It’s all a game for you, isn’t it, Weezer?
Written by The Flat Hat|
November 11, 2009
This is just a spur of the moment post inspired by a Stereogum tweet giving us a glimpse of Weezer’s recent musical derailment. Well, you could dismiss it as such or you could take it in the absurdly idealist way that I’m about to. Your choice.
I was once a loyal Weezer fan. Like you I enjoyed their priceless “older stuff” and let that new crap slide (“Make Believe,” etc.). But it got to the point, in my mind, where I was letting so much slide that Rivers and I just grew apart. He had lost sight of the dream and I was stuck in my old-fashioned ways. I missed the good old days of Pinkerton and the Blue Album. The days of the mid-90s? Really? Was it (not) that long ago?
Come to think of it, compared to other bands that have been around as long as they have, Weezer has not produced that many albums. However, they have definitely done 180s in all different directions with every new release.
Which leads me to this. Please watch all three videos and then continue reading. Don’t worry, I’ll wait.
What did you think? It was awful right? Well, compared to this, I would say yes.
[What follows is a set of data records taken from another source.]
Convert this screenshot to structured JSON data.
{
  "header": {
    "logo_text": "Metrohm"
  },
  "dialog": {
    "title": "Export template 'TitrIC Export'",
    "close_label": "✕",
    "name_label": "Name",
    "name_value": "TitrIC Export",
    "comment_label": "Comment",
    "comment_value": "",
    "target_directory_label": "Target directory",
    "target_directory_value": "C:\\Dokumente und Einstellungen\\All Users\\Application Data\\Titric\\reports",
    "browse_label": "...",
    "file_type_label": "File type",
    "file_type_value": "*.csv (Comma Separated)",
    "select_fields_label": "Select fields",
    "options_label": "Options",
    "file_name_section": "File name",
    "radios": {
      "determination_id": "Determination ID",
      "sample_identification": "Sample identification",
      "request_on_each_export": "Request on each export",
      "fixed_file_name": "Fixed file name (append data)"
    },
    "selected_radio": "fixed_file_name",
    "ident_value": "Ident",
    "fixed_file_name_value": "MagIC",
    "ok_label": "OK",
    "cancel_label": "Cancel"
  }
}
However, let’s play along with this band that filled our ears with lovely tunes like “Buddy Holly” and “El Scorcho” for just a second.
Is it possible that Rivers and the crew have some sort of ulterior motive with this new album, “Raditude?” (The name of the album was suggested to Rivers by Rainn Wilson — brothers from another mother?) The Kenny G video is an enjoyable, poppy hoot, granted, but in listening to the lyrics of “Can’t Stop Partying” I had a flash of “They can’t be serious:”
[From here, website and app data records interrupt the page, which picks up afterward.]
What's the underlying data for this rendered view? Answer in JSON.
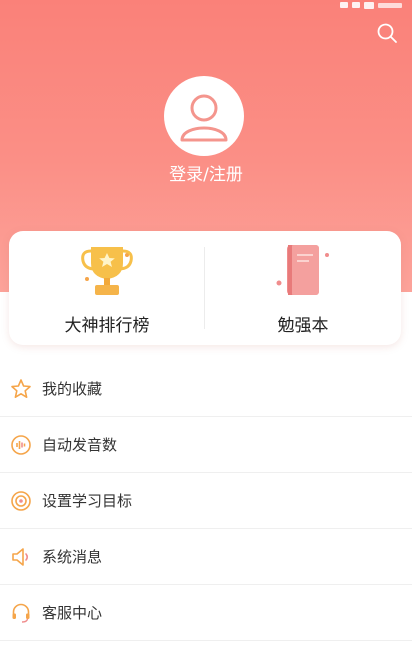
{
  "colors": {
    "header_gradient_top": "#fa8179",
    "header_gradient_bottom": "#fca39a",
    "icon_orange": "#f5a54a",
    "trophy_gold": "#f7c04a",
    "book_pink": "#f08d8d"
  },
  "header": {
    "login_label": "登录/注册",
    "search_icon": "search-icon",
    "avatar_icon": "user-avatar-icon"
  },
  "quick_links": [
    {
      "label": "大神排行榜",
      "icon": "trophy-icon"
    },
    {
      "label": "勉强本",
      "icon": "notebook-icon"
    }
  ],
  "menu": {
    "items": [
      {
        "label": "我的收藏",
        "icon": "star-icon"
      },
      {
        "label": "自动发音数",
        "icon": "sound-wave-icon"
      },
      {
        "label": "设置学习目标",
        "icon": "target-icon"
      },
      {
        "label": "系统消息",
        "icon": "speaker-icon"
      },
      {
        "label": "客服中心",
        "icon": "headset-icon"
      }
    ]
  }
}
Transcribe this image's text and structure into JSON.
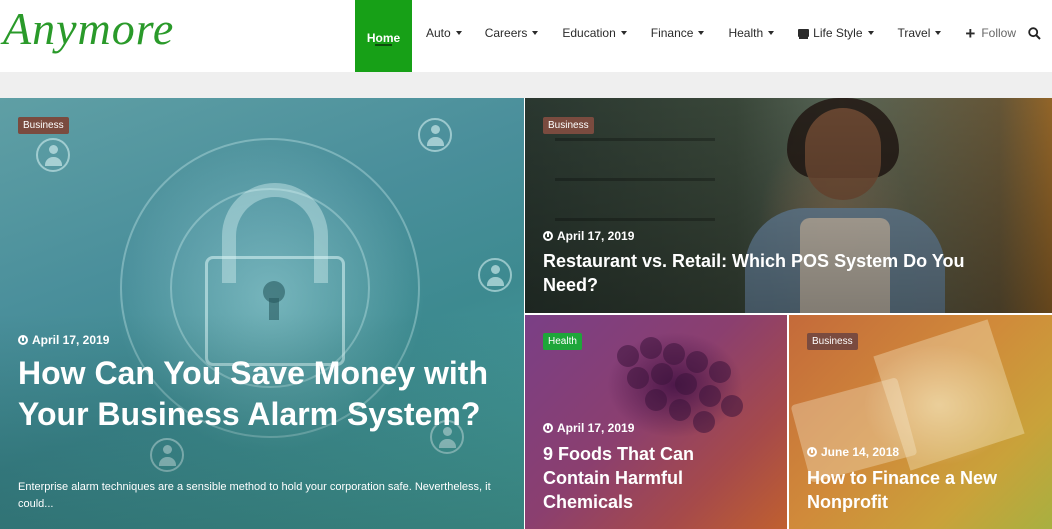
{
  "header": {
    "logo": "Anymore",
    "nav": [
      {
        "label": "Home",
        "has_caret": false,
        "active": true
      },
      {
        "label": "Auto",
        "has_caret": true
      },
      {
        "label": "Careers",
        "has_caret": true
      },
      {
        "label": "Education",
        "has_caret": true
      },
      {
        "label": "Finance",
        "has_caret": true
      },
      {
        "label": "Health",
        "has_caret": true
      },
      {
        "label": "Life Style",
        "has_caret": true,
        "icon": "tv-icon"
      },
      {
        "label": "Travel",
        "has_caret": true
      }
    ],
    "follow_label": "Follow",
    "follow_icon": "plus-icon",
    "search_icon": "search-icon"
  },
  "colors": {
    "accent": "#17a017",
    "logo": "#2a9a2a",
    "badge_business": "#7a4b3f",
    "badge_health": "#1ea63a",
    "band": "#efefef"
  },
  "posts": {
    "main": {
      "category": "Business",
      "date": "April 17, 2019",
      "title": "How Can You Save Money with Your Business Alarm System?",
      "excerpt": "Enterprise alarm techniques are a sensible method to hold your corporation safe. Nevertheless, it could..."
    },
    "restaurant": {
      "category": "Business",
      "date": "April 17, 2019",
      "title": "Restaurant vs. Retail: Which POS System Do You Need?"
    },
    "foods": {
      "category": "Health",
      "date": "April 17, 2019",
      "title": "9 Foods That Can Contain Harmful Chemicals"
    },
    "finance": {
      "category": "Business",
      "date": "June 14, 2018",
      "title": "How to Finance a New Nonprofit"
    }
  }
}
“I can’t stop partying, partying,
I can’t stop partying, partying,
I gotta have Patron, I gotta have the beat
I gotta have a lot of pretty girls around me”
So, are they?
I remember when I first started listening to Weezer and how impressed I was that they got their name out so quickly. Rumors spread that Rivers Cuomo was a Harvard genius and had found some perfect musical recipe that could get anyone’s mouth watering and, after hearing the Green and Blue albums, even I thought it could be true.
What happened? Did Rivers run out of the secret ingredient?
It is a fact that with fame comes brainwashing. Just like with any government job there is conspiracy. But is it possible that after having been exposed to the glitz and glam of celebrity living, they’re just the same old Weezer? Only in million-dollar Gucci suits?
I want to give Weezer the benefit of the doubt and tout them as having infiltrated the system. They are a famous pop group writing pop songs about the pop world in which the live, but where did they start? From the same place all those other bands on Pitchfork’s lists did. I don’t want to go so far as to say this is an indie uprising in mainstream music, but Weezer may have made it to the top and they don’t seem to care.
In the case of “Can’t Stop Partying” they enlist the help of Chamillionaire, Lil Wayne and Jermaine Dupri just to show the world how (not) serious they are about their partying. They have sopped up everything about the lives of celebrities who take themselves too seriously and spit it right back in their famous faces — ironically, of course.
All in all, I think Weezer likes asking people “Why so serious?” So, just play along. Throw away your hipster mentality and let Weezer do its thing — whatever that may be these days. Or, in the words of August Brown from the Los Angeles Times, “Maybe just relax and order a double.”